> **What needs to be done**
For each record below, write an exact copy.

> **Information provided**
=== Begin Enclosure ===

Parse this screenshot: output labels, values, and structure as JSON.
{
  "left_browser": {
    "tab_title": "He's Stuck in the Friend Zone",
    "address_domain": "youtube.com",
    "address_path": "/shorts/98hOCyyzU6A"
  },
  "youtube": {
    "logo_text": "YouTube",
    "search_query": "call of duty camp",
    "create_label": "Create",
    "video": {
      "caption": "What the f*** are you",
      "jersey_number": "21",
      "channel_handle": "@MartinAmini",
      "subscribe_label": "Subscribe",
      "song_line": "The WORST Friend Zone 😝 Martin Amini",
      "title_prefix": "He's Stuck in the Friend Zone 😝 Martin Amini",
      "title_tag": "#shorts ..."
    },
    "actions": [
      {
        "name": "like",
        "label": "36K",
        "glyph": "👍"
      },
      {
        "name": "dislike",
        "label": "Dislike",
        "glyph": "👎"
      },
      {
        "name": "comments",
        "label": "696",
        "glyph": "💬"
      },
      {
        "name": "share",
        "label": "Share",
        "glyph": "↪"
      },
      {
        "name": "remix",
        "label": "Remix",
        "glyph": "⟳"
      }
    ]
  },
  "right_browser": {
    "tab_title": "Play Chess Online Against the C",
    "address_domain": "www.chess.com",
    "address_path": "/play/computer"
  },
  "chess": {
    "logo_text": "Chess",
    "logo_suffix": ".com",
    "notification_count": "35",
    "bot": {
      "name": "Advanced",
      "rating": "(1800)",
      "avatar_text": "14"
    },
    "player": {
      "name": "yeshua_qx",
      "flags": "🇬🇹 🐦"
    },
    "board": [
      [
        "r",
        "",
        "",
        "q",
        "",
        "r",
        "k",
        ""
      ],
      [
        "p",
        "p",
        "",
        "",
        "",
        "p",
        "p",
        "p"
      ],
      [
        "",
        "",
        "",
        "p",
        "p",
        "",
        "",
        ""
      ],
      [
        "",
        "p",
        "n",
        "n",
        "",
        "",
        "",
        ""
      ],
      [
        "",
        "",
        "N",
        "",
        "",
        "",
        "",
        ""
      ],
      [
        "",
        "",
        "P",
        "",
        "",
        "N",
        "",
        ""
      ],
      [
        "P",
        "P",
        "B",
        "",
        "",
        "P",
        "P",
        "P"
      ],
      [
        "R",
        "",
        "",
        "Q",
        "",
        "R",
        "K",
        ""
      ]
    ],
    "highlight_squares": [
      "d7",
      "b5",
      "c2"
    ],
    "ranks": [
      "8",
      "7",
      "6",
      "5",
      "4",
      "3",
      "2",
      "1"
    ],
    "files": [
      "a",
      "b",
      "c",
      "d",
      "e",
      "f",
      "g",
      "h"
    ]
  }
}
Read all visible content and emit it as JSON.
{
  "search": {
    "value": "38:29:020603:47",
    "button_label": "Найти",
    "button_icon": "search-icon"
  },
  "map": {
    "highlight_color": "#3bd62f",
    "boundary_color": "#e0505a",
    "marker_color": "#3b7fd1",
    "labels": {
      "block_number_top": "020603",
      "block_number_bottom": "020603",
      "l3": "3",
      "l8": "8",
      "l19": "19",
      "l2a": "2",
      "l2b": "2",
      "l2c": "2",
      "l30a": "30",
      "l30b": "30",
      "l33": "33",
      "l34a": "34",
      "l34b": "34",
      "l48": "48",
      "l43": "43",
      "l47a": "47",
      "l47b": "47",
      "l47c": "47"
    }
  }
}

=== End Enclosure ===

> **Response box**
Parse this screenshot: output labels, values, and structure as JSON.
{
  "left_browser": {
    "tab_title": "He's Stuck in the Friend Zone",
    "address_domain": "youtube.com",
    "address_path": "/shorts/98hOCyyzU6A"
  },
  "youtube": {
    "logo_text": "YouTube",
    "search_query": "call of duty camp",
    "create_label": "Create",
    "video": {
      "caption": "What the f*** are you",
      "jersey_number": "21",
      "channel_handle": "@MartinAmini",
      "subscribe_label": "Subscribe",
      "song_line": "The WORST Friend Zone 😝 Martin Amini",
      "title_prefix": "He's Stuck in the Friend Zone 😝 Martin Amini",
      "title_tag": "#shorts ..."
    },
    "actions": [
      {
        "name": "like",
        "label": "36K",
        "glyph": "👍"
      },
      {
        "name": "dislike",
        "label": "Dislike",
        "glyph": "👎"
      },
      {
        "name": "comments",
        "label": "696",
        "glyph": "💬"
      },
      {
        "name": "share",
        "label": "Share",
        "glyph": "↪"
      },
      {
        "name": "remix",
        "label": "Remix",
        "glyph": "⟳"
      }
    ]
  },
  "right_browser": {
    "tab_title": "Play Chess Online Against the C",
    "address_domain": "www.chess.com",
    "address_path": "/play/computer"
  },
  "chess": {
    "logo_text": "Chess",
    "logo_suffix": ".com",
    "notification_count": "35",
    "bot": {
      "name": "Advanced",
      "rating": "(1800)",
      "avatar_text": "14"
    },
    "player": {
      "name": "yeshua_qx",
      "flags": "🇬🇹 🐦"
    },
    "board": [
      [
        "r",
        "",
        "",
        "q",
        "",
        "r",
        "k",
        ""
      ],
      [
        "p",
        "p",
        "",
        "",
        "",
        "p",
        "p",
        "p"
      ],
      [
        "",
        "",
        "",
        "p",
        "p",
        "",
        "",
        ""
      ],
      [
        "",
        "p",
        "n",
        "n",
        "",
        "",
        "",
        ""
      ],
      [
        "",
        "",
        "N",
        "",
        "",
        "",
        "",
        ""
      ],
      [
        "",
        "",
        "P",
        "",
        "",
        "N",
        "",
        ""
      ],
      [
        "P",
        "P",
        "B",
        "",
        "",
        "P",
        "P",
        "P"
      ],
      [
        "R",
        "",
        "",
        "Q",
        "",
        "R",
        "K",
        ""
      ]
    ],
    "highlight_squares": [
      "d7",
      "b5",
      "c2"
    ],
    "ranks": [
      "8",
      "7",
      "6",
      "5",
      "4",
      "3",
      "2",
      "1"
    ],
    "files": [
      "a",
      "b",
      "c",
      "d",
      "e",
      "f",
      "g",
      "h"
    ]
  }
}
Read all visible content and emit it as JSON.
{
  "search": {
    "value": "38:29:020603:47",
    "button_label": "Найти",
    "button_icon": "search-icon"
  },
  "map": {
    "highlight_color": "#3bd62f",
    "boundary_color": "#e0505a",
    "marker_color": "#3b7fd1",
    "labels": {
      "block_number_top": "020603",
      "block_number_bottom": "020603",
      "l3": "3",
      "l8": "8",
      "l19": "19",
      "l2a": "2",
      "l2b": "2",
      "l2c": "2",
      "l30a": "30",
      "l30b": "30",
      "l33": "33",
      "l34a": "34",
      "l34b": "34",
      "l48": "48",
      "l43": "43",
      "l47a": "47",
      "l47b": "47",
      "l47c": "47"
    }
  }
}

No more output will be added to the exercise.